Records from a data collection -
════

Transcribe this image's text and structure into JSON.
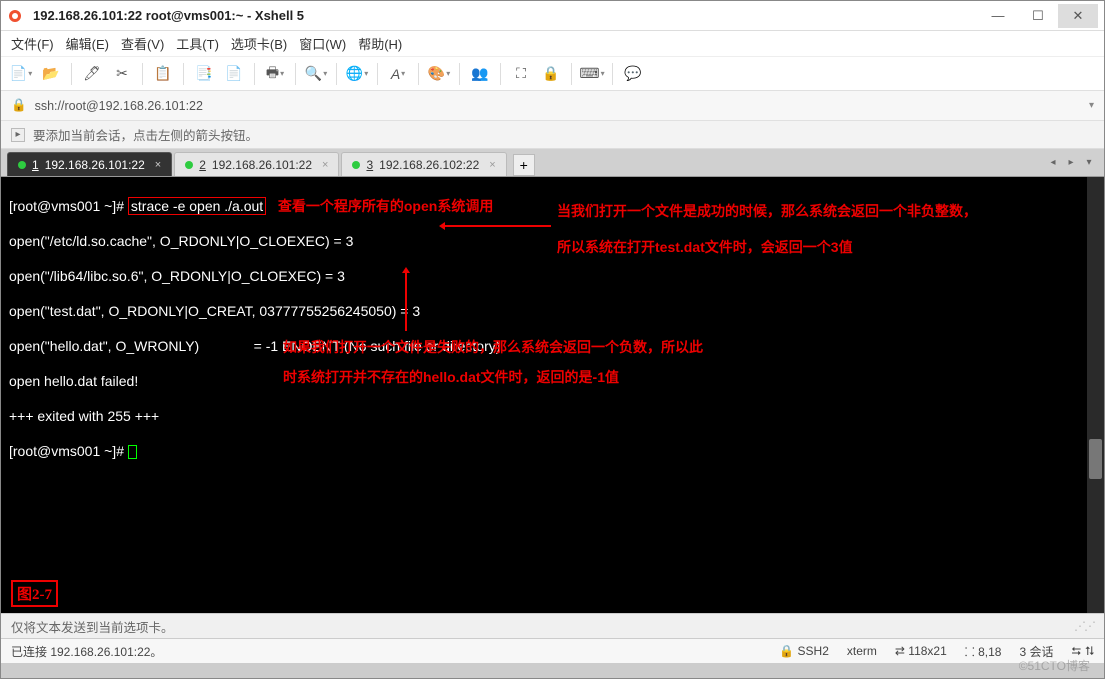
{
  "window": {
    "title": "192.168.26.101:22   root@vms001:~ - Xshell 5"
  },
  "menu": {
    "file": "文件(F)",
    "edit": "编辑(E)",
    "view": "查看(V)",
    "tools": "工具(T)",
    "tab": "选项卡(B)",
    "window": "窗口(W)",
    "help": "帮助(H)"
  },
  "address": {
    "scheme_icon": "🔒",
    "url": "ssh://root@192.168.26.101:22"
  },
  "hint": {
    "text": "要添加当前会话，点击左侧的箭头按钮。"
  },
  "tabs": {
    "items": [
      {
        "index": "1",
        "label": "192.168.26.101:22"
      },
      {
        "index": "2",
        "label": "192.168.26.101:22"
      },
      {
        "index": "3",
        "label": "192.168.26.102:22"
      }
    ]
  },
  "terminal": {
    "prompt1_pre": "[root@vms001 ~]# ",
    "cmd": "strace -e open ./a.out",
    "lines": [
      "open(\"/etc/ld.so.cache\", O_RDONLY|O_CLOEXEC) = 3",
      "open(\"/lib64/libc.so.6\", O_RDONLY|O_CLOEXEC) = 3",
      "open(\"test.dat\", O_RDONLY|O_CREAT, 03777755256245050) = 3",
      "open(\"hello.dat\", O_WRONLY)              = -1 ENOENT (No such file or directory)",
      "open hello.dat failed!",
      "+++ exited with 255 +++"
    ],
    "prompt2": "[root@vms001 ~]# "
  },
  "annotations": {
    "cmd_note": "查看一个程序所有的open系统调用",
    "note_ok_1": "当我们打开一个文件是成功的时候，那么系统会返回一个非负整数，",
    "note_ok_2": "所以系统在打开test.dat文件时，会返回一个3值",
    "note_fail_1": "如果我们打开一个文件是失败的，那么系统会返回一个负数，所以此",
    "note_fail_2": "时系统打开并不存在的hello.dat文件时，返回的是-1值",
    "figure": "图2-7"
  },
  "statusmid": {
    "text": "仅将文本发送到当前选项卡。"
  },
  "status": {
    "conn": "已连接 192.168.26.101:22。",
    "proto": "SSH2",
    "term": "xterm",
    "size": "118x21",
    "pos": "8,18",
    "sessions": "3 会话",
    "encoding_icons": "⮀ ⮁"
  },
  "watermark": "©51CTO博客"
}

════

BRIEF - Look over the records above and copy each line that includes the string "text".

RESULT OF THE TASK -
Transcribe this image's text and structure into JSON.
    "text": "要添加当前会话，点击左侧的箭头按钮。"
    "text": "仅将文本发送到当前选项卡。"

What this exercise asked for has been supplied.